FCI rejig: Panel for direct cash transfer of food subsidy
New Delhi: After oil, a cut in food subsidy is on the anvil as a high-level panel Wednesday suggested giving cash to beneficiaries and shifting rice and wheat procurement to states that do not have provisions for administered purchase price.
Food Corporation of India (FCI), the Union government's nodal agency for procurement and distribution of foodgrains, should focus on eastern states, leaving bulk purchase to state agencies in Punjab, Haryana, Andhra Pradesh, Chhattisgarh, Madhya Pradesh and Odisha, the panel suggested in its report submitted to Prime Minister Narendra Modi.
Also, it wants grain storage to be outsourced to private and government agencies like state-owned Central Warehousing Corporation (CWC) and state warehousing corporations.
The eight-member committee, which was set up in August 2014 under the chairmanship of BJP MP Shanta Kumar, to recommend a complete overhaul of the way the mammoth organisation, FCI, functions.
"The Prime Minister has asked the Department of Food and Public Distribution to expeditiously give its comments on the report so that it can be implemented in a time-bound manner," an official statement said.
Ashok Gulati, a member of this panel, made presentation on various recommendations. Food Minister Ram Vilas Paswan was present on the occasion.
According to highly-placed sources, the panel has suggested that "FCI should hand over procurement to six states like Punjab, Haryana, Andhra Pradesh, Chhattisgarh and Odisha for wheat and rice."
The committee recommended that FCI procurement should focus on eastern belt, where farmers do not get MSP. The Centre has also launched a scheme to achieve the second green revolution in the easter states, including Bihar, Jharkhand, West Bengal and Assam.
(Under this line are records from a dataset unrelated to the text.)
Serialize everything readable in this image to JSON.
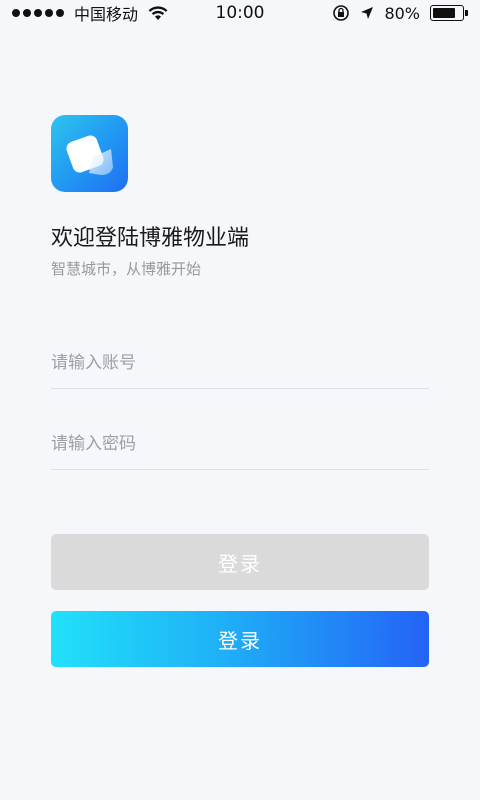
{
  "status_bar": {
    "carrier": "中国移动",
    "time": "10:00",
    "battery": "80%",
    "battery_level": 0.8,
    "icons": [
      "signal-dots-icon",
      "wifi-icon",
      "lock-rotation-icon",
      "location-arrow-icon",
      "battery-icon"
    ]
  },
  "app": {
    "logo_icon": "app-logo-icon",
    "title": "欢迎登陆博雅物业端",
    "subtitle": "智慧城市，从博雅开始"
  },
  "form": {
    "account": {
      "value": "",
      "placeholder": "请输入账号"
    },
    "password": {
      "value": "",
      "placeholder": "请输入密码"
    }
  },
  "buttons": {
    "login_disabled": "登录",
    "login": "登录"
  },
  "colors": {
    "background": "#f5f7fb",
    "disabled_button": "#dadada",
    "gradient_start": "#21e1fb",
    "gradient_end": "#2463f5"
  }
}
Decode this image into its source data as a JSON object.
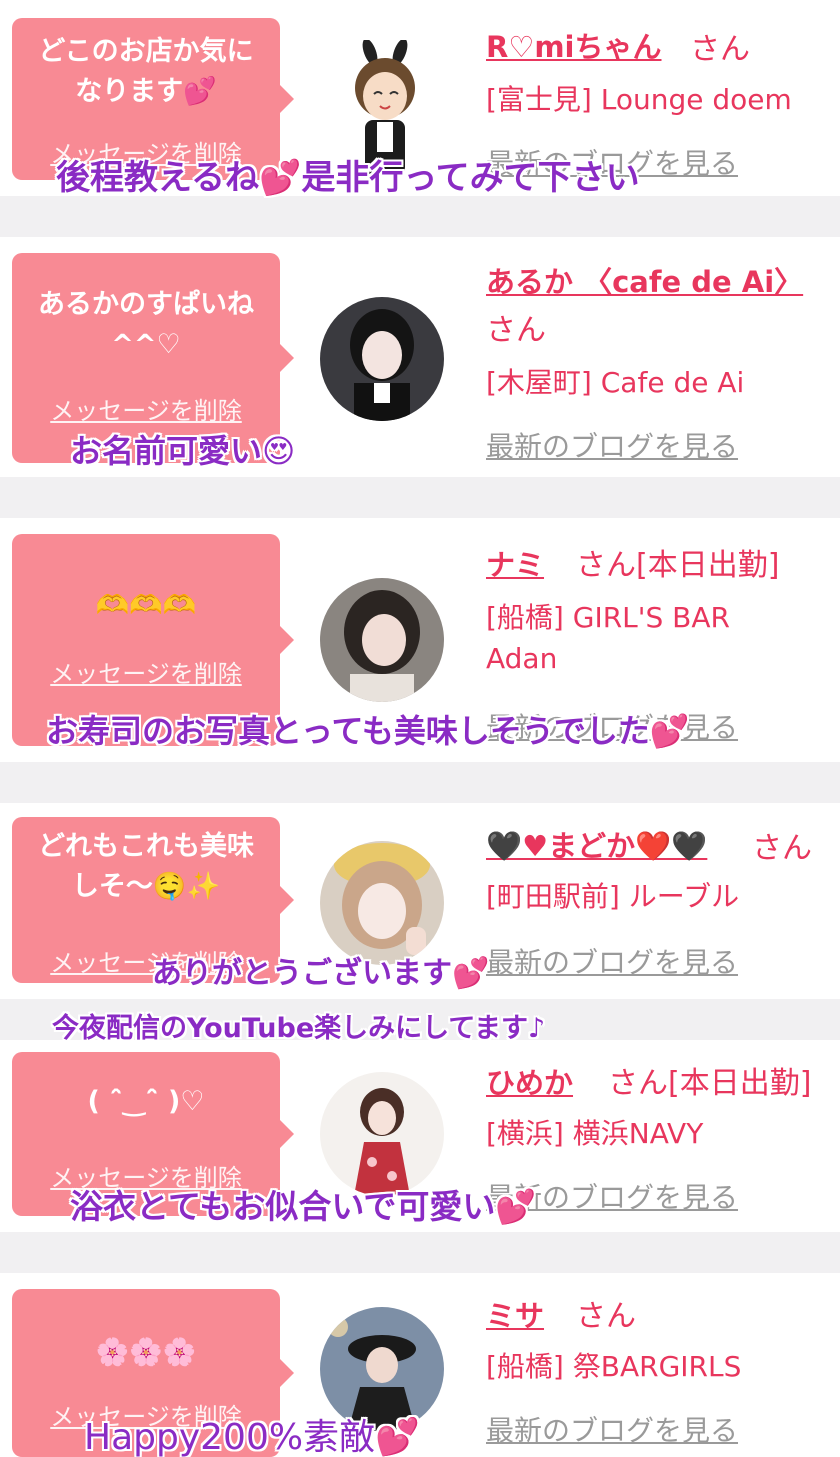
{
  "entries": [
    {
      "message": "どこのお店か気に\nなります💕",
      "delete_label": "メッセージを削除",
      "name": "R♡miちゃん",
      "san": "さん",
      "shop": "[富士見] Lounge doem",
      "blog": "最新のブログを見る",
      "caption": "後程教えるね💕是非行ってみて下さい"
    },
    {
      "message": "あるかのすぱいね\n^^♡",
      "delete_label": "メッセージを削除",
      "name": "あるか 〈cafe de Ai〉",
      "san": "さん",
      "shop": "[木屋町] Cafe de Ai",
      "blog": "最新のブログを見る",
      "caption": "お名前可愛い😍"
    },
    {
      "message": "🫶🫶🫶",
      "delete_label": "メッセージを削除",
      "name": "ナミ",
      "san": "さん[本日出勤]",
      "shop": "[船橋] GIRL'S BAR",
      "shop2": "Adan",
      "blog": "最新のブログを見る",
      "caption": "お寿司のお写真とっても美味しそうでした💕"
    },
    {
      "message": "どれもこれも美味\nしそ〜🤤✨",
      "delete_label": "メッセージを削除",
      "name": "🖤♥まどか❤️🖤",
      "san": "さん",
      "shop": "[町田駅前] ルーブル",
      "blog": "最新のブログを見る",
      "caption": "ありがとうございます💕",
      "caption2": "今夜配信のYouTube楽しみにしてます♪"
    },
    {
      "message": "( ˆ̑‿ˆ̑ )♡",
      "delete_label": "メッセージを削除",
      "name": "ひめか",
      "san": "さん[本日出勤]",
      "shop": "[横浜] 横浜NAVY",
      "blog": "最新のブログを見る",
      "caption": "浴衣とてもお似合いで可愛い💕"
    },
    {
      "message": "🌸🌸🌸",
      "delete_label": "メッセージを削除",
      "name": "ミサ",
      "san": "さん",
      "shop": "[船橋] 祭BARGIRLS",
      "blog": "最新のブログを見る",
      "caption": "Happy200%素敵💕"
    }
  ],
  "colors": {
    "bubble": "#f88a94",
    "accent": "#e8365d",
    "caption": "#8a2bc4",
    "link_gray": "#9a9a9a"
  }
}
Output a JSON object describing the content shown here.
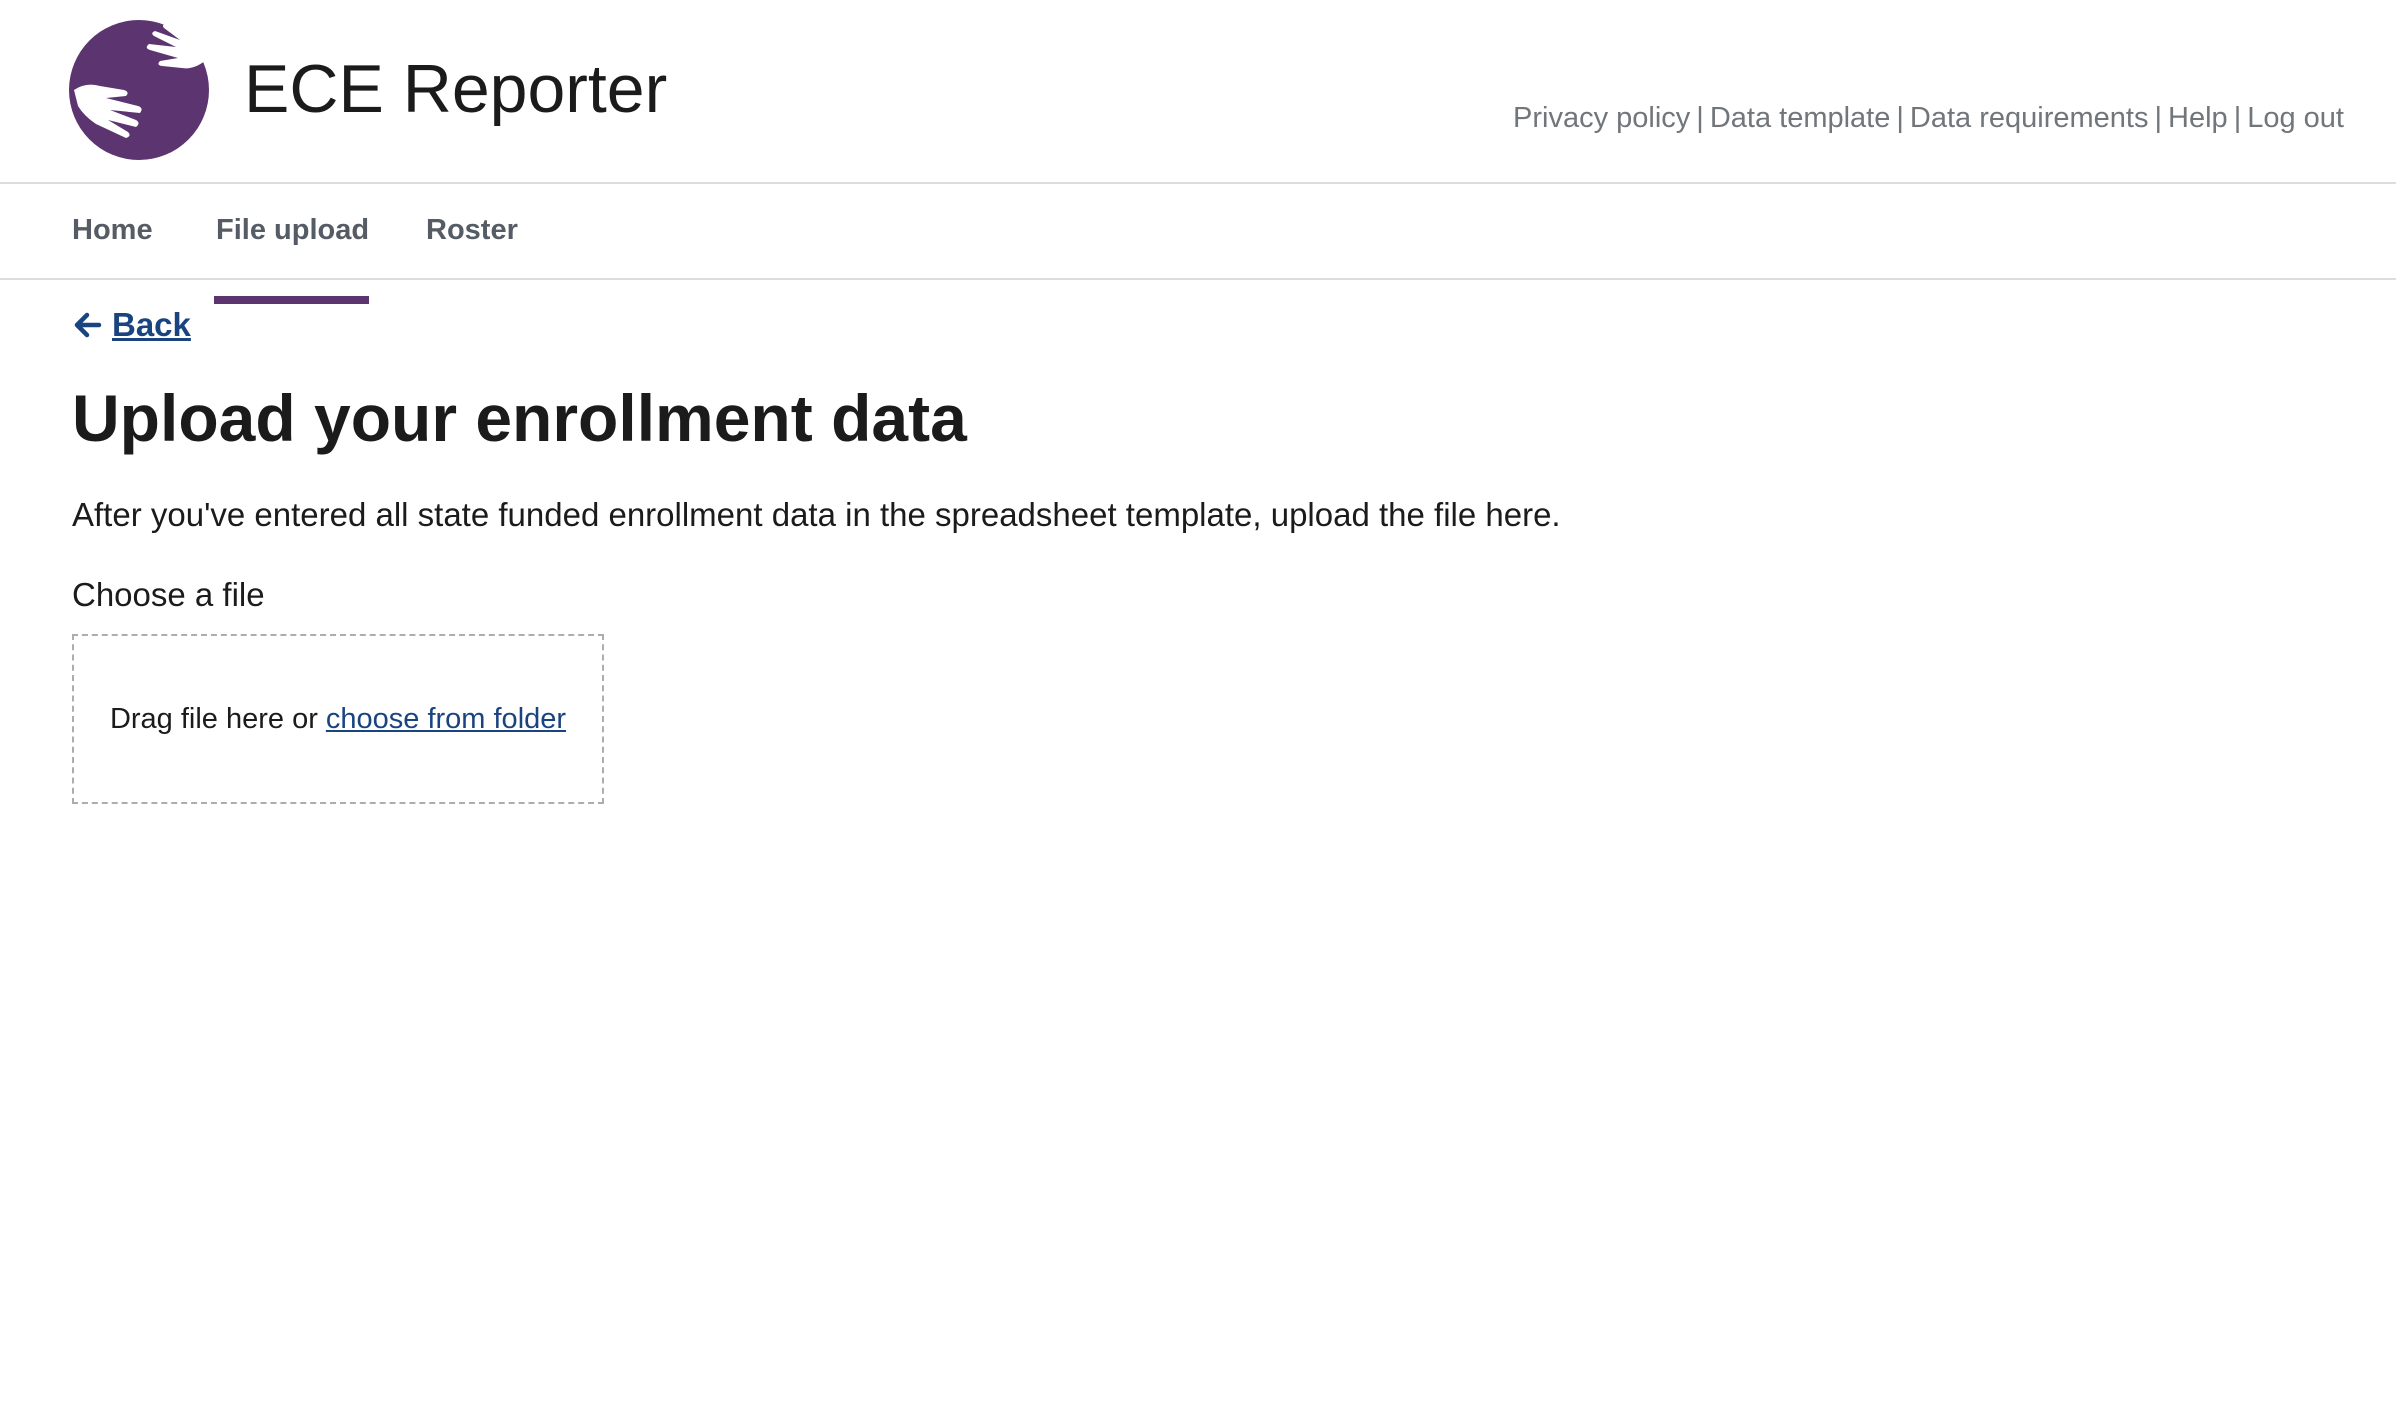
{
  "header": {
    "app_title": "ECE Reporter",
    "logo_icon": "hands-logo-icon",
    "brand_color": "#5b3470",
    "util_links": [
      {
        "label": "Privacy policy"
      },
      {
        "label": "Data template"
      },
      {
        "label": "Data requirements"
      },
      {
        "label": "Help"
      },
      {
        "label": "Log out"
      }
    ],
    "separator": "|"
  },
  "nav": {
    "items": [
      {
        "label": "Home",
        "active": false
      },
      {
        "label": "File upload",
        "active": true
      },
      {
        "label": "Roster",
        "active": false
      }
    ]
  },
  "main": {
    "back_label": "Back",
    "back_icon": "arrow-left-icon",
    "title": "Upload your enrollment data",
    "intro": "After you've entered all state funded enrollment data in the spreadsheet template, upload the file here.",
    "file_label": "Choose a file",
    "dropzone_text": "Drag file here or",
    "dropzone_link": "choose from folder"
  },
  "colors": {
    "link": "#1a4480",
    "text": "#1b1b1b",
    "muted": "#71767a"
  }
}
With states imposing higher mandi taxes on wheat and rice, the panel favoured uniform tax of minimum 3 percent and maximum 4 percent and the same to be included in the minimum support price (MSP). In Punjab, this tax rate now on wheat and rice is 14.5 percent.
Finance Minister Arun Jaitely had allocated Rs 1.15 lakh crore for food subsidy this year, of which Rs 92,000 crore is for FCI. In petroleum subsidy, government has already started direct benefit transfer. Direct cash transfer is expected to plug leakage and reduce subsidy bill.
To strengthen distribution of foodgrains, the panel suggested "end-to-end computerisation" and setting up of a vigilance committee. At present, the leakage in PDS is estimated at 13.7 per cent.
The panel has recommended "giving cash transfer in 52 cities having 1 million or more population in two years" and also asked the government to give deficit states the option of either supplying grain or cash transfer.
For improvement in foodgrains storage, the panel has suggested outsourcing of stocking to Central Warehousing Corporation (CWC), State Warehousing Corporations (SWCs) and private organisations.
"FCI will manage but stocks would maintained by these organsiations," a source said, adding that the scaling up of warehousing receipts system has also been prescribed.
The panel called for encouraging private investment in logistics. "Set up silos in next two-three years, encourage bulk handling of foodgrains through grain trains."
The committee has finalised the report in five months. Initially, it was asked to submit the recommendation in three months, but it sought two-month extension.
Other members of the committee include FCI Chairman-cum- Managing Director C Viswanath and electronic and IT secretary Ram Sewak Sharma.
The chief secretaries of Punjab and Chhattisgarh, besides academicians G Raghuram and Gunmadi Nancharaiah from the Indian Institute of Management (IIM), Ahmedabad, and Hyderabad University, respectively, are also part of the committee.